── PROVIDED MATERIAL ──

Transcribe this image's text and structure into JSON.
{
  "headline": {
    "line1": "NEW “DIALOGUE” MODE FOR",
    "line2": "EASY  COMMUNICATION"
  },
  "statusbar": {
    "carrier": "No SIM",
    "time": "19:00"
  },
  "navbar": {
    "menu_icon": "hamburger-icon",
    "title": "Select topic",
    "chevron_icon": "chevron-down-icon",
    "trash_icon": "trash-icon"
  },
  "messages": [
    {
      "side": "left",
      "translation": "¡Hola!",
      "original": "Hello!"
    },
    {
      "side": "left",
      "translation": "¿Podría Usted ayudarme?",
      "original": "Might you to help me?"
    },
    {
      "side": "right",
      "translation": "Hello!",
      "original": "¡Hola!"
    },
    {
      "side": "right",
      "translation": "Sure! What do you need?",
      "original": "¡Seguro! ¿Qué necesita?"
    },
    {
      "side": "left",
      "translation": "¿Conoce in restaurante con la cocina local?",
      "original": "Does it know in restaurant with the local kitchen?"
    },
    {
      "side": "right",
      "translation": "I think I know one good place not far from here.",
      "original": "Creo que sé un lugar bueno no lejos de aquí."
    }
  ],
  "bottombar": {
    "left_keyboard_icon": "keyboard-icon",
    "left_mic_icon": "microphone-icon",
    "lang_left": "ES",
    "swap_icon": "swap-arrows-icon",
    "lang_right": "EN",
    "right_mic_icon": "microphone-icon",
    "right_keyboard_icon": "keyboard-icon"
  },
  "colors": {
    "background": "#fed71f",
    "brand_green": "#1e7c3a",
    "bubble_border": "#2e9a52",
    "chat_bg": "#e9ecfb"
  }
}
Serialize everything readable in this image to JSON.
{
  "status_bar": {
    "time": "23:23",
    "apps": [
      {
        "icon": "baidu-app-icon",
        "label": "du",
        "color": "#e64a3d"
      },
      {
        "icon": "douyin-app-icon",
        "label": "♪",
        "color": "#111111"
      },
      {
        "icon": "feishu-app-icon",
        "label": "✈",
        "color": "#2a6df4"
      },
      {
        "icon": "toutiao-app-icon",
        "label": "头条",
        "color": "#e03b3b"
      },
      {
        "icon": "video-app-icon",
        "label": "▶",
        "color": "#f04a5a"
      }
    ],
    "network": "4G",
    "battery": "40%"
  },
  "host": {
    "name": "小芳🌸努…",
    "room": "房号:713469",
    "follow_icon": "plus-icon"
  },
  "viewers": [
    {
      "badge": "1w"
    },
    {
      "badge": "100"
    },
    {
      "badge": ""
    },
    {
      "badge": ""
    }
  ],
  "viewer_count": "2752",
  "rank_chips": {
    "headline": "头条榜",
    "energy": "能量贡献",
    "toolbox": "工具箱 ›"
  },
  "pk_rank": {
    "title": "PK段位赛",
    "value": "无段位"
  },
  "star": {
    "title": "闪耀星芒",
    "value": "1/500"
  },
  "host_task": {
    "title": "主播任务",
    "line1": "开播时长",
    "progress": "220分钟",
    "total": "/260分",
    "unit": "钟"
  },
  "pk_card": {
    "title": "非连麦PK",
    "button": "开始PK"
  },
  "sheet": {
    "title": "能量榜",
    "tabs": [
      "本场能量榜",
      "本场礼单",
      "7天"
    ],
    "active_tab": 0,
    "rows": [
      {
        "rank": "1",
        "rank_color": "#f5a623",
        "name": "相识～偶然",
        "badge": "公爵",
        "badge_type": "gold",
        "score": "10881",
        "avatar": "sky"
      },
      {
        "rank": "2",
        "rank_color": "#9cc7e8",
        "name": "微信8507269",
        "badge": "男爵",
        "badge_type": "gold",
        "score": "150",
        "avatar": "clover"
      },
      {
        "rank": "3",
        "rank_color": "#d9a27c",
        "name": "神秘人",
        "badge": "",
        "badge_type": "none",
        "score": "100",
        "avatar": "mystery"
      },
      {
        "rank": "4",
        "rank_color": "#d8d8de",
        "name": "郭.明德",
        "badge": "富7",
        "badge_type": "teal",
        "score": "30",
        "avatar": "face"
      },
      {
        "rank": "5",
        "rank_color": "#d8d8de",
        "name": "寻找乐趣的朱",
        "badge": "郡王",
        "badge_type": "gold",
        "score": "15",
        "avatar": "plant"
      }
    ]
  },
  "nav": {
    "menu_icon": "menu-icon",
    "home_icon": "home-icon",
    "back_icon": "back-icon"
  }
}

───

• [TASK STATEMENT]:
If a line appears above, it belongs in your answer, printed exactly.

• [TASK ANSWER]:
Transcribe this image's text and structure into JSON.
{
  "headline": {
    "line1": "NEW “DIALOGUE” MODE FOR",
    "line2": "EASY  COMMUNICATION"
  },
  "statusbar": {
    "carrier": "No SIM",
    "time": "19:00"
  },
  "navbar": {
    "menu_icon": "hamburger-icon",
    "title": "Select topic",
    "chevron_icon": "chevron-down-icon",
    "trash_icon": "trash-icon"
  },
  "messages": [
    {
      "side": "left",
      "translation": "¡Hola!",
      "original": "Hello!"
    },
    {
      "side": "left",
      "translation": "¿Podría Usted ayudarme?",
      "original": "Might you to help me?"
    },
    {
      "side": "right",
      "translation": "Hello!",
      "original": "¡Hola!"
    },
    {
      "side": "right",
      "translation": "Sure! What do you need?",
      "original": "¡Seguro! ¿Qué necesita?"
    },
    {
      "side": "left",
      "translation": "¿Conoce in restaurante con la cocina local?",
      "original": "Does it know in restaurant with the local kitchen?"
    },
    {
      "side": "right",
      "translation": "I think I know one good place not far from here.",
      "original": "Creo que sé un lugar bueno no lejos de aquí."
    }
  ],
  "bottombar": {
    "left_keyboard_icon": "keyboard-icon",
    "left_mic_icon": "microphone-icon",
    "lang_left": "ES",
    "swap_icon": "swap-arrows-icon",
    "lang_right": "EN",
    "right_mic_icon": "microphone-icon",
    "right_keyboard_icon": "keyboard-icon"
  },
  "colors": {
    "background": "#fed71f",
    "brand_green": "#1e7c3a",
    "bubble_border": "#2e9a52",
    "chat_bg": "#e9ecfb"
  }
}
Serialize everything readable in this image to JSON.
{
  "status_bar": {
    "time": "23:23",
    "apps": [
      {
        "icon": "baidu-app-icon",
        "label": "du",
        "color": "#e64a3d"
      },
      {
        "icon": "douyin-app-icon",
        "label": "♪",
        "color": "#111111"
      },
      {
        "icon": "feishu-app-icon",
        "label": "✈",
        "color": "#2a6df4"
      },
      {
        "icon": "toutiao-app-icon",
        "label": "头条",
        "color": "#e03b3b"
      },
      {
        "icon": "video-app-icon",
        "label": "▶",
        "color": "#f04a5a"
      }
    ],
    "network": "4G",
    "battery": "40%"
  },
  "host": {
    "name": "小芳🌸努…",
    "room": "房号:713469",
    "follow_icon": "plus-icon"
  },
  "viewers": [
    {
      "badge": "1w"
    },
    {
      "badge": "100"
    },
    {
      "badge": ""
    },
    {
      "badge": ""
    }
  ],
  "viewer_count": "2752",
  "rank_chips": {
    "headline": "头条榜",
    "energy": "能量贡献",
    "toolbox": "工具箱 ›"
  },
  "pk_rank": {
    "title": "PK段位赛",
    "value": "无段位"
  },
  "star": {
    "title": "闪耀星芒",
    "value": "1/500"
  },
  "host_task": {
    "title": "主播任务",
    "line1": "开播时长",
    "progress": "220分钟",
    "total": "/260分",
    "unit": "钟"
  },
  "pk_card": {
    "title": "非连麦PK",
    "button": "开始PK"
  },
  "sheet": {
    "title": "能量榜",
    "tabs": [
      "本场能量榜",
      "本场礼单",
      "7天"
    ],
    "active_tab": 0,
    "rows": [
      {
        "rank": "1",
        "rank_color": "#f5a623",
        "name": "相识～偶然",
        "badge": "公爵",
        "badge_type": "gold",
        "score": "10881",
        "avatar": "sky"
      },
      {
        "rank": "2",
        "rank_color": "#9cc7e8",
        "name": "微信8507269",
        "badge": "男爵",
        "badge_type": "gold",
        "score": "150",
        "avatar": "clover"
      },
      {
        "rank": "3",
        "rank_color": "#d9a27c",
        "name": "神秘人",
        "badge": "",
        "badge_type": "none",
        "score": "100",
        "avatar": "mystery"
      },
      {
        "rank": "4",
        "rank_color": "#d8d8de",
        "name": "郭.明德",
        "badge": "富7",
        "badge_type": "teal",
        "score": "30",
        "avatar": "face"
      },
      {
        "rank": "5",
        "rank_color": "#d8d8de",
        "name": "寻找乐趣的朱",
        "badge": "郡王",
        "badge_type": "gold",
        "score": "15",
        "avatar": "plant"
      }
    ]
  },
  "nav": {
    "menu_icon": "menu-icon",
    "home_icon": "home-icon",
    "back_icon": "back-icon"
  }
}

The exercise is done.